The College of the Environment is an interdisciplinary initiative that draws faculty from 18 departments or programs at Wesleyan. Among its innovative features is a think tank, which brings together faculty, prominent scholars from other institutions, and students to produce scholarly works intended to influence thinking and action on environmental issues.

Ms. Huffington, a former geologist, has a long-standing interest in stewardship of energy supplies and achieving a decreased reliance on hydrocarbon fuels. Her interest led her to develop Elkstone Farm in Steamboat Springs, Colo., which features a permaculture greenhouse designed to grow organic produce year-round in a sustainable, energy-efficient manner.

Financial Aid Apps for Summer Session Due March 5

From left, Mary Kelly, associate director for finance and administrative services for Continuing Studies and the Graduate Liberal Studies Program; James Gardner '13; Wesleyan President Michael Roth; Sheryl Culotta, director of Continuing Studies and GLSP; and Jen Curran, assistant director of admissions and outreach for GLSP, celebrated Wesleyan's first Summer Session registration March 4 in Usdan University Center. Wesleyan is offering an intensive Summer Session in which students can complete semester-long courses in five weeks. Classes begin June 7.

From left, Mary Kelly, associate director for finance and administrative services for Continuing Studies and the Graduate Liberal Studies Program; James Gardner '13; Wesleyan President Michael Roth; Sheryl Culotta, director of Continuing Studies and GLSP; and Jen Curran, assistant director of admissions and outreach for GLSP, celebrated Wesleyan's first Summer Session registration March 4 in Usdan University Center. Wesleyan is offering an intensive Summer Session in which students can complete semester-long courses in five weeks. Classes begin June 7.

Students applying for financial aid for Summer Session courses must have their course registrations and applications in by Friday, March 5. Classes begin June 7 and last five weeks.

“With Wesleyan’s Summer Session, students can experience the excitement and challenge of intensive, accelerated study, register for popular courses with lower student to faculty ratios, and discover interesting new upper-level courses,” says Summer Session coordinator Sheryl Culotta, director of Continuing Studies and the Graduate Liberal Studies Program. “This also allows students to have more options during the school year, and more time to get involved in performances, sports, or other activities.”

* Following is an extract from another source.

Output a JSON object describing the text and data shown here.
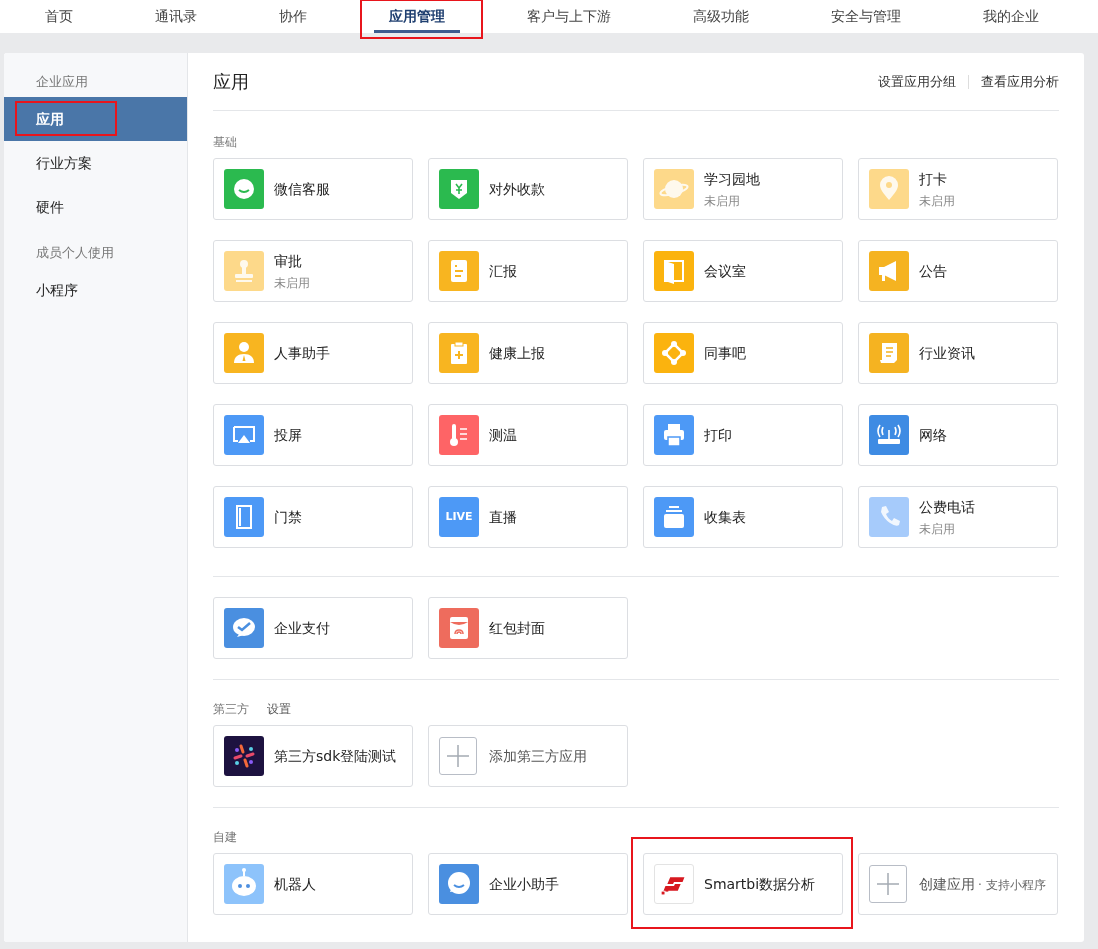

President Roth handed out celebratory cake and Summer Session informational brochures to students during the lunch hour.

President Roth handed out celebratory cake and Summer Session informational brochures to students during the lunch hour.

To celebrate the inaugural  Summer Session, Wesleyan President Michael Roth handed out brochures and cake during the lunch hour on Thursday, March 4 in Usdan University Center. Classes this summer include digital photography, economy of oil, Chinese music and theater, organic chemistry, economic theory, financial analysis, writing nonfiction, French composition, international politics, calculus, physics, American Sign Language, to name a few.

Tuition is $2,500 per course credit, of which $500 must be paid during registration. Housing and dining is an additional $2,135.  Some classes may be canceled if enrollment is too low. Current enrollments are not yet reflected in the “Seats Available” number in each course description.

The registration form is available on the Summer Session website and in the e-portfolio. Students should download the form, complete it by including all necessary approval signatures, and submit the form with the $500 deposit (or with the financial aid form by March 5, if applying for aid) to the Summer Session office at 284 High Street. For more information call 860-685-2900 or e-mail to summer@wesleyan.edu.

More information on the Summer Session was published in a November 2009 Wesleyan Connection article:  http://newsletter.blogs.wesleyan.edu/2009/11/30/25-courses-offered-for-2010-summer-session/